Career education should start as early as possible. At ages 3-5, children begin to fantasise about what they may be when they grow up, but by ages 6-8, they start to internalise fixed gender roles and societal norms and disregard occupations that are not appropriate for their gender or social status. Although more rational decision-making kicks in by adolescence, by the time career education is delivered, young people have already unintentionally ruled out several viable options. Earlier interventions make later interventions more effective.
Some conference attendees suggested that we need career education that is a core component of the curriculum. Career education shouldn’t be an extra – it should be a given. Career training would be good to implement into teacher training programs as well, so that new educators enter the system with a careers lens on whatever subject they teach.
According to the OECD, good career guidance is built on broadening understanding. You cannot become what you cannot imagine. Teachers already know this and do whatever they can on the ground to educate children about different careers – be that through games or props.

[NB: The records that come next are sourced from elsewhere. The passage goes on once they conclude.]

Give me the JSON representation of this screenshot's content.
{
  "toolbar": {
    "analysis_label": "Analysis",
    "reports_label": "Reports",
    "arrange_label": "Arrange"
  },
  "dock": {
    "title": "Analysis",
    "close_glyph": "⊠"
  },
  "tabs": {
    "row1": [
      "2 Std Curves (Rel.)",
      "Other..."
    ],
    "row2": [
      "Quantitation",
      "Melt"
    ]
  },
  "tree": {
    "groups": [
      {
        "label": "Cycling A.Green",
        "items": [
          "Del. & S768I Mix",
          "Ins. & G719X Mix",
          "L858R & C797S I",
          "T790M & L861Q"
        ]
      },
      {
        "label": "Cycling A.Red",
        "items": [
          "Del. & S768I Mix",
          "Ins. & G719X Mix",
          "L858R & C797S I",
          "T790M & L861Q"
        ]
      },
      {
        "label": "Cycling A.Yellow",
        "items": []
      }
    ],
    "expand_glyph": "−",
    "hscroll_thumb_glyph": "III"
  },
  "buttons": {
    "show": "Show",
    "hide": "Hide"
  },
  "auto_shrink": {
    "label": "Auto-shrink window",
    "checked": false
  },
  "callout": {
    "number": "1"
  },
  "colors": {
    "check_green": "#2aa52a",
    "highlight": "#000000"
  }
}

We need to provide trustworthy labour market information in the classroom, challenge information asymmetries about specific professions, and make sure that we organise opportunities for young people to have experiential engagements with the world of work. During the pandemic, some teachers have been doing industry tours with GoPros so that they can demonstrate equipment and skills in an engaging way. This is an idea that many more schools could be stealing.
What we should be doing more of in general
We need to listen to young people’s voices when shaping the services that we are providing. They know what they need best. We work in groups as career practitioners, so we should also listen to the group youth voice.
We need to look at the big picture. We need more than a skills agenda. We need policy. Why? Complex socio-economic challenges are irreducible to skill deficits. Moreover, many initiatives are not a case of either/or but a case of and/and. For instance, universities should not be eschewed in favour of vocational education and vice versa – both are equally important to promote. When an initiative becomes vogue, let’s not forget about other initiatives.
We need to know what we are trying to achieve as a field and prove that our work has impact through longitudinal employability data. To do this, we need employability indicators and data points compared at initial employability assessments and progress assessments so that we can build a comprehensive data story and show the impact of our career services.
Let’s keep asking the hard questions. For example, what does an educator and career development have to offer when there are few or no jobs in certain geographical areas? Thanks to technology, the world is becoming smaller and new opportunities open up. But these opportunities may not look anything like what we’re used to seeing and the career guidance we provide will need to change to take advantage of new developments.
Let’s keep creating spaces for conversation. We have taken many steps in the right direction and will continue to do so by collaborating, co-creating, and sharing good practice across practice, policy, and research domains.
On that note, and in closing, there are several upcoming careers conferences in 2021 that we can all look forward to:
Tech Fest conference, 2021 This one sounds great – it will cover digital skills for career development.
Image credits: DMH associates (conference banner) and Sareena Hopkins (superhero comic images)